The Nabu and Gruene Liga groups sued the Brandenburg environmental agency last year for failing to consider the effects of climate change when approving a 30-year permit to pump more groundwater for Tesla’s plant. Authorities say the problem is manageable and they are already looking for additional supplies. A decision in favor of the environmentalists would likely delay and even derail the opening of the plant altogether. A first court hearing is scheduled for March 4.
The Tesla and Brandenburg Department of the Environment, which oversees the office, did not respond to requests for comment.
Experts say some of the environmentalists’ concerns are justified. The Brandenburg groundwater level has been declining for the past three decades. Droughts in each of the past four years have led to wildfires and crop failures. Meteorologists are more likely to predict heat waves, further weakening the local soil’s ability to store rain.
According to Axel Bronstert, a professor of hydrology at the University of Potsdam, Tesla’s factory would roughly double the amount of water consumed in the Gruenheide area. He said it is “naive” to think reserves would be sufficient for both the plant and residents, calling the groundwater situation in Brandenburg “serious”.
Regardless of how judges decide the case, local water companies will have to invest in new infrastructure, including a wastewater treatment plant to ensure adequate supplies – major engineering projects that authorities admit could take years.
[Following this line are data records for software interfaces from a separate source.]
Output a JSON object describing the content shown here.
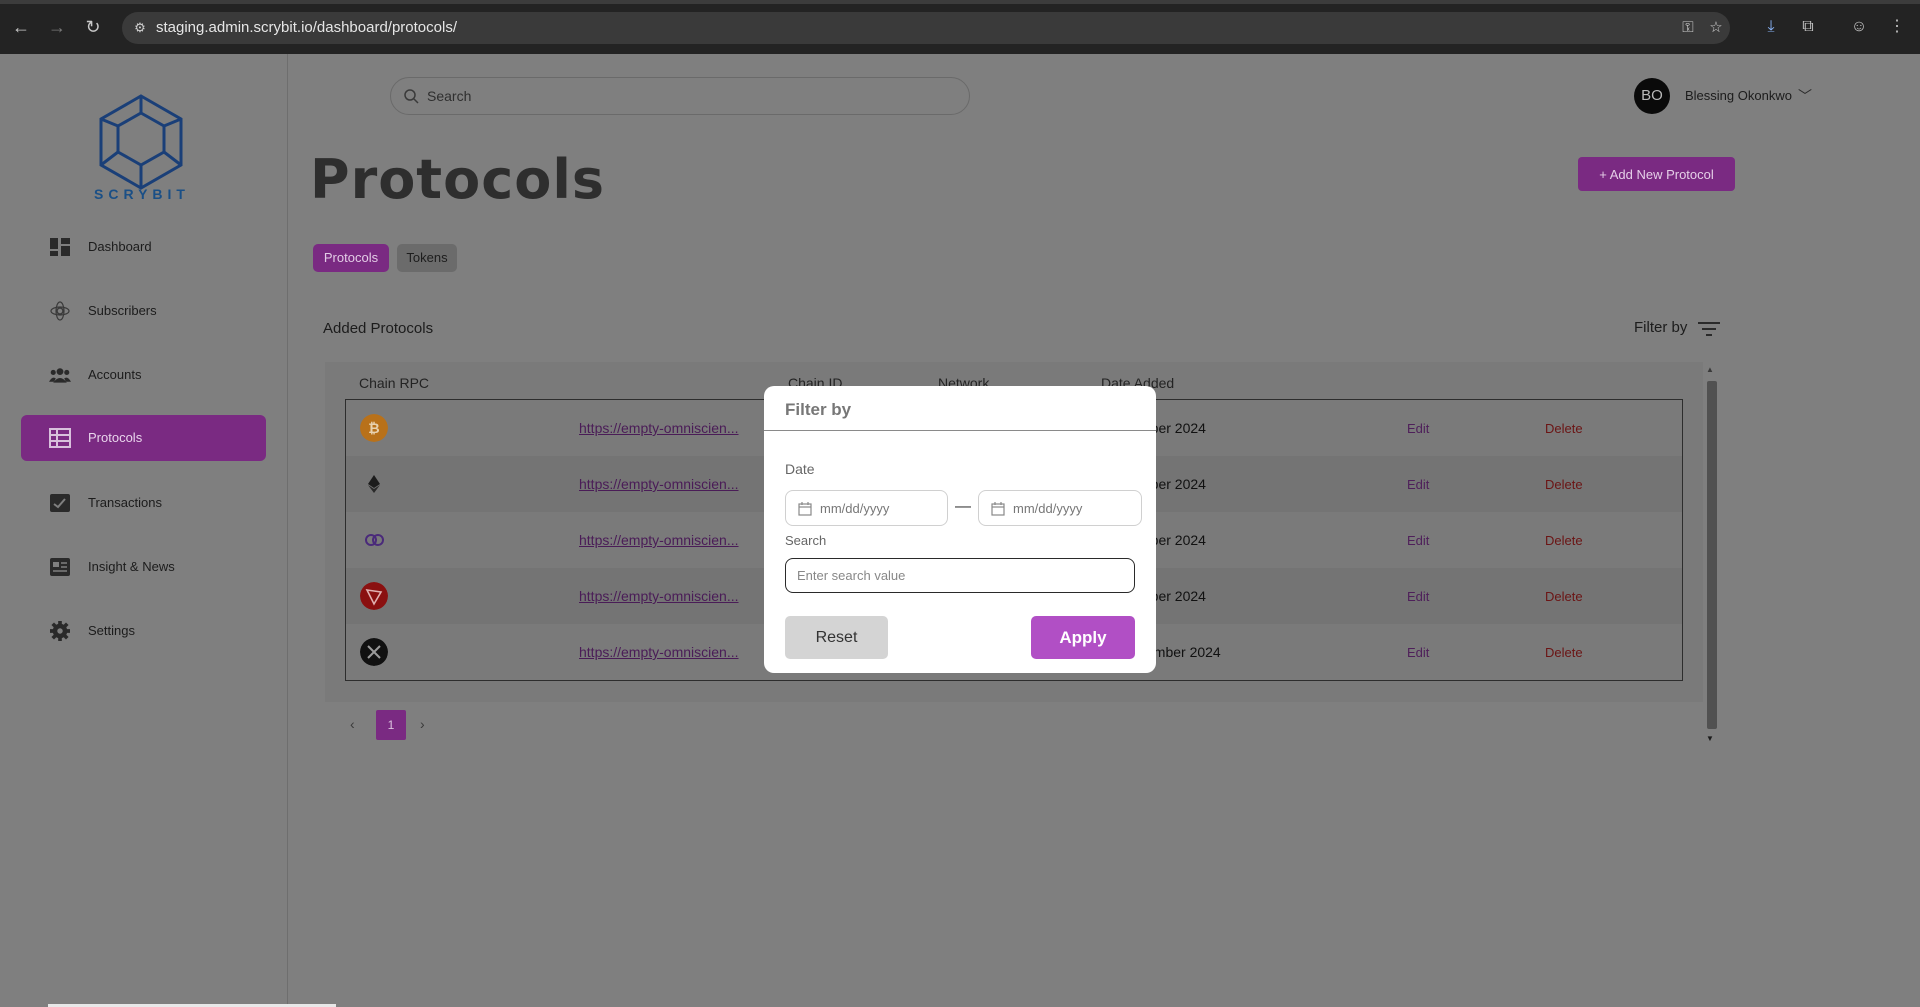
{
  "browser": {
    "url": "staging.admin.scrybit.io/dashboard/protocols/"
  },
  "sidebar": {
    "logo_text": "SCRYBIT",
    "items": [
      {
        "label": "Dashboard",
        "icon": "dashboard-icon"
      },
      {
        "label": "Subscribers",
        "icon": "subscribers-icon"
      },
      {
        "label": "Accounts",
        "icon": "accounts-icon"
      },
      {
        "label": "Protocols",
        "icon": "protocols-icon",
        "active": true
      },
      {
        "label": "Transactions",
        "icon": "transactions-icon"
      },
      {
        "label": "Insight & News",
        "icon": "news-icon"
      },
      {
        "label": "Settings",
        "icon": "settings-icon"
      }
    ]
  },
  "header": {
    "search_placeholder": "Search",
    "user_initials": "BO",
    "user_name": "Blessing Okonkwo"
  },
  "page": {
    "title": "Protocols",
    "add_button": "+ Add New Protocol",
    "tabs": [
      "Protocols",
      "Tokens"
    ],
    "section_title": "Added Protocols",
    "filter_label": "Filter by"
  },
  "table": {
    "columns": [
      "Chain RPC",
      "Chain ID",
      "Network",
      "Date Added"
    ],
    "rows": [
      {
        "icon": "bitcoin-icon",
        "rpc": "https://empty-omniscien...",
        "date": "tober 2024",
        "edit": "Edit",
        "delete": "Delete"
      },
      {
        "icon": "ethereum-icon",
        "rpc": "https://empty-omniscien...",
        "date": "tober 2024",
        "edit": "Edit",
        "delete": "Delete"
      },
      {
        "icon": "polygon-icon",
        "rpc": "https://empty-omniscien...",
        "date": "tober 2024",
        "edit": "Edit",
        "delete": "Delete"
      },
      {
        "icon": "tron-icon",
        "rpc": "https://empty-omniscien...",
        "date": "tober 2024",
        "edit": "Edit",
        "delete": "Delete"
      },
      {
        "icon": "xrp-icon",
        "rpc": "https://empty-omniscien...",
        "date": "vember 2024",
        "edit": "Edit",
        "delete": "Delete"
      }
    ]
  },
  "pagination": {
    "prev": "‹",
    "current": "1",
    "next": "›"
  },
  "modal": {
    "title": "Filter by",
    "date_label": "Date",
    "date_from_placeholder": "mm/dd/yyyy",
    "date_to_placeholder": "mm/dd/yyyy",
    "date_separator": "—",
    "search_label": "Search",
    "search_placeholder": "Enter search value",
    "reset_label": "Reset",
    "apply_label": "Apply"
  },
  "colors": {
    "accent": "#7a2a82",
    "apply": "#b14fc5",
    "delete": "#6b1414"
  }
}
“There are significant delays in processing the necessary measures,” Andre Baehler, the head of the local WSE waterworks, said at a hearing of the Brandenburg parliamentary environment committee earlier this month.
Tesla noted in its impact report last year that water is becoming increasingly scarce due to climate change. The company said it extracts less water per vehicle produced than most established automakers, and is taking steps at the German plant to further reduce its use.
Under a contract with local authorities, the Gruenheide site would receive 1.4 million cubic meters of water annually – enough for a city of about 40,000 inhabitants. Steinbach said that while he takes environmental concerns very seriously, the vast majority of locals support the plant. Brandenburg authorities are supporting efforts to drill for more water in the area, and supplies could also be sourced from further afield if needed, he said.
But digging new wells probably won’t go away. Manuela Hoyer, who lives just a few miles from the factory, says Tesla will receive preferential treatment from local politicians, even if it would exacerbate an already serious environmental problem.
“We’ve been told for years not to water our lawns,” Hoyer, who is active in a citizens’ initiative monitoring the project, said in an interview. “Then the world’s richest man comes along and gets everything he wants.”